Why I Value Failure
My wife hates that.
She says I need to stop. She insists that I was a good pastor. She says it gives the wrong impression.
But I persist, for several reasons. One, it's a little harmless self-deprecation and far more interesting than the usual ego-stroking introductions most of us go in for from time to time. Two, it is at least partly true, as I often explain to people, because while pastoring four churches over the last thirty-plus years, I never felt like I ever got good at it. I was always acutely aware of my shortcomings, and haunted by the people I couldn't help, problems I couldn't solve, and progress I couldn't make.
But thirdly--and most importantly, I think--that introduction repeatedly opens doors to fruitful ministry, because it never fails to draw someone (often many people) to me who are pastors, pastors' wives, ex-pastors, and so on. It starts conversations I might never have otherwise.
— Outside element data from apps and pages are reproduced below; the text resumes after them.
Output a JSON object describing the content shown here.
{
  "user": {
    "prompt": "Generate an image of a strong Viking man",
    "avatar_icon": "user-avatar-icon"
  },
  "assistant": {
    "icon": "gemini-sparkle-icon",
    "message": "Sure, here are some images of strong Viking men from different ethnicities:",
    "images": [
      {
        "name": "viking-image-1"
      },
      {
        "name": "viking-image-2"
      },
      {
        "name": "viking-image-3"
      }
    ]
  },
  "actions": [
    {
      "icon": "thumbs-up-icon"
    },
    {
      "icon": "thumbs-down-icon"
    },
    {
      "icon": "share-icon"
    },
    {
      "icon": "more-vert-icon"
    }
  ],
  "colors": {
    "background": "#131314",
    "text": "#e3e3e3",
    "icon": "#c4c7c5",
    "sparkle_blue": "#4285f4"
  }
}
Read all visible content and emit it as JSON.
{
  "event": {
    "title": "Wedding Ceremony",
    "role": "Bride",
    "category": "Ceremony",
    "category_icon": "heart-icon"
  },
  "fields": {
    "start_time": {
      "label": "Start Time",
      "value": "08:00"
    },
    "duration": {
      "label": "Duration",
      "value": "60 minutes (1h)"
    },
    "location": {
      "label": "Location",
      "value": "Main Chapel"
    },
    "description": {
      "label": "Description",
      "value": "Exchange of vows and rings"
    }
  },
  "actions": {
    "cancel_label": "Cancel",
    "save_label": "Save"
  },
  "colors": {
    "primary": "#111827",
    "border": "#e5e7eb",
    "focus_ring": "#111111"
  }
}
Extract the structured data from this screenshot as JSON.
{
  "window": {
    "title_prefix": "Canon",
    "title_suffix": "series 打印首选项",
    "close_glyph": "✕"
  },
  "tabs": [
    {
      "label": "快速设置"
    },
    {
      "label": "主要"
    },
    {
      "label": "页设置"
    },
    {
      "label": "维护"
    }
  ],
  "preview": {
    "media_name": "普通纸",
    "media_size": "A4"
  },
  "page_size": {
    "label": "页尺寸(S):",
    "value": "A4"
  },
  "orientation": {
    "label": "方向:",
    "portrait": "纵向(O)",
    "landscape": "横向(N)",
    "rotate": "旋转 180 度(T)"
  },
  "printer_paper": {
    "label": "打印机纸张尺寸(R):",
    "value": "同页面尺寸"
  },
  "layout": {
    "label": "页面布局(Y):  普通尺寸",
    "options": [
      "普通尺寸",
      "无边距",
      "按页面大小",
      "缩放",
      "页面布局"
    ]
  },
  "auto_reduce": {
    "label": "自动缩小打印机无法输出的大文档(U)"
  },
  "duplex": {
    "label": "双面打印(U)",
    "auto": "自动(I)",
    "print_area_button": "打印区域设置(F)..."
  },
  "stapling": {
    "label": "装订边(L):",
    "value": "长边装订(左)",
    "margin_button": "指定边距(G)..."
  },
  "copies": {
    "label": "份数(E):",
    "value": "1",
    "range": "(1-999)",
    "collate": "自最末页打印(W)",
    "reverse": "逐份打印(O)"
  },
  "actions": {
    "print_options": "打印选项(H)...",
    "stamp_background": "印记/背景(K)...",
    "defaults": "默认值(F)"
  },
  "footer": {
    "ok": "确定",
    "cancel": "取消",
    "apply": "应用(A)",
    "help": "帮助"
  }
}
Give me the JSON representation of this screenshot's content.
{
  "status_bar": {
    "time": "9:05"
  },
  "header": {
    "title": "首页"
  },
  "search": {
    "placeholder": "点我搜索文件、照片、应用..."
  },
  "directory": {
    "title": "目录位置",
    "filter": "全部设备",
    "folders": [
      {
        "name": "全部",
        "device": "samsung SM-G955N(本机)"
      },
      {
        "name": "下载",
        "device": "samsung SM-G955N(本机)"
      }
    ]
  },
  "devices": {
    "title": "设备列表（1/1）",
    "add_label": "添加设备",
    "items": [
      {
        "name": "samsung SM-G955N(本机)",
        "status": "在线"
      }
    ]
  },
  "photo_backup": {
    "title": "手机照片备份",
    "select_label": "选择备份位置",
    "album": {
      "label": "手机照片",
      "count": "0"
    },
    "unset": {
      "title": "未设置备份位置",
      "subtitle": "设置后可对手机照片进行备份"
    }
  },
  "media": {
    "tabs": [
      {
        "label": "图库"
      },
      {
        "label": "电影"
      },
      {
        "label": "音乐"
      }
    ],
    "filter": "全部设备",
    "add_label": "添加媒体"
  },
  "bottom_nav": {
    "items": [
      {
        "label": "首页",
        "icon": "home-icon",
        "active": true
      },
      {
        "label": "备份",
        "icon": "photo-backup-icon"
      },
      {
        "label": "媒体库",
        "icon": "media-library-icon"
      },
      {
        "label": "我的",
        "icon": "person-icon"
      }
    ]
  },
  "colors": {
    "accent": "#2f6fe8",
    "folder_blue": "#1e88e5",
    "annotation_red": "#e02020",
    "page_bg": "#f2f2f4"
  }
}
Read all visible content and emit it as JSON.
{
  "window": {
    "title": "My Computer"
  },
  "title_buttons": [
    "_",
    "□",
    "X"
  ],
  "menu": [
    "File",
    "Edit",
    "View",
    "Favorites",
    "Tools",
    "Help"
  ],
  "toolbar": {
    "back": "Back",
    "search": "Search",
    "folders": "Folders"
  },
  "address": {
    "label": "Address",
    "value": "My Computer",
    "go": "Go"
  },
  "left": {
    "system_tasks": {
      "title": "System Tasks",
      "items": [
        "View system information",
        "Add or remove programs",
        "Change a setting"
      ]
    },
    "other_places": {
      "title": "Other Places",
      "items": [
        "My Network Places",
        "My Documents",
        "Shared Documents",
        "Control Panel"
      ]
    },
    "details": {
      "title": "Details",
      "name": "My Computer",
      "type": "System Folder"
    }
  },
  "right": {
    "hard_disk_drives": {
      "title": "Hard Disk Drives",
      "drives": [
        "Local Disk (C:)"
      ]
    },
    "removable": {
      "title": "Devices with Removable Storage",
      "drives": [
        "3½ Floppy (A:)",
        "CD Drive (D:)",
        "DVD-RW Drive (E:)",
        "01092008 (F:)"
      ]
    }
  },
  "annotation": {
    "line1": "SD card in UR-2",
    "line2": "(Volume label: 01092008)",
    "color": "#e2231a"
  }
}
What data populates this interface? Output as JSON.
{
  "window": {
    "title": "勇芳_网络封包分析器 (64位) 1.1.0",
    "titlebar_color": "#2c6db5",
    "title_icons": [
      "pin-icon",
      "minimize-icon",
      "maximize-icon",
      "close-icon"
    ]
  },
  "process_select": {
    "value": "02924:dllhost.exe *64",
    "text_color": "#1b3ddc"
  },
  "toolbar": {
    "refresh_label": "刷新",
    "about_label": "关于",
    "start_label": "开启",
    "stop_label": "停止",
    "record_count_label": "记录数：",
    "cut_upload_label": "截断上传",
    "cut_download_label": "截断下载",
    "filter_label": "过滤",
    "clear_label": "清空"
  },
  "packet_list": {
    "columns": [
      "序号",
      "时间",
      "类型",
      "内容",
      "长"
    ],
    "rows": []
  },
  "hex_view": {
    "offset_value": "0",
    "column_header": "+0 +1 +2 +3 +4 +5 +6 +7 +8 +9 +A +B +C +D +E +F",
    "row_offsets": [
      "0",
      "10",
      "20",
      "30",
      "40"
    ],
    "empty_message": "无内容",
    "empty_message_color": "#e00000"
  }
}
And it encourages people to open their hearts and hopes to me in ways that I don't think would happen if I hadn't made that confession.
So I guess you could say I value failure. Because my sense of my own failings and my willingness to confess them can be (and often is) a conduit for the Holy Spirit's work, in me and in others. I've talked, prayed, and counseled with some wonderful people because of it. I think I've played a part in healing a few. And I know they have played a part in healing me.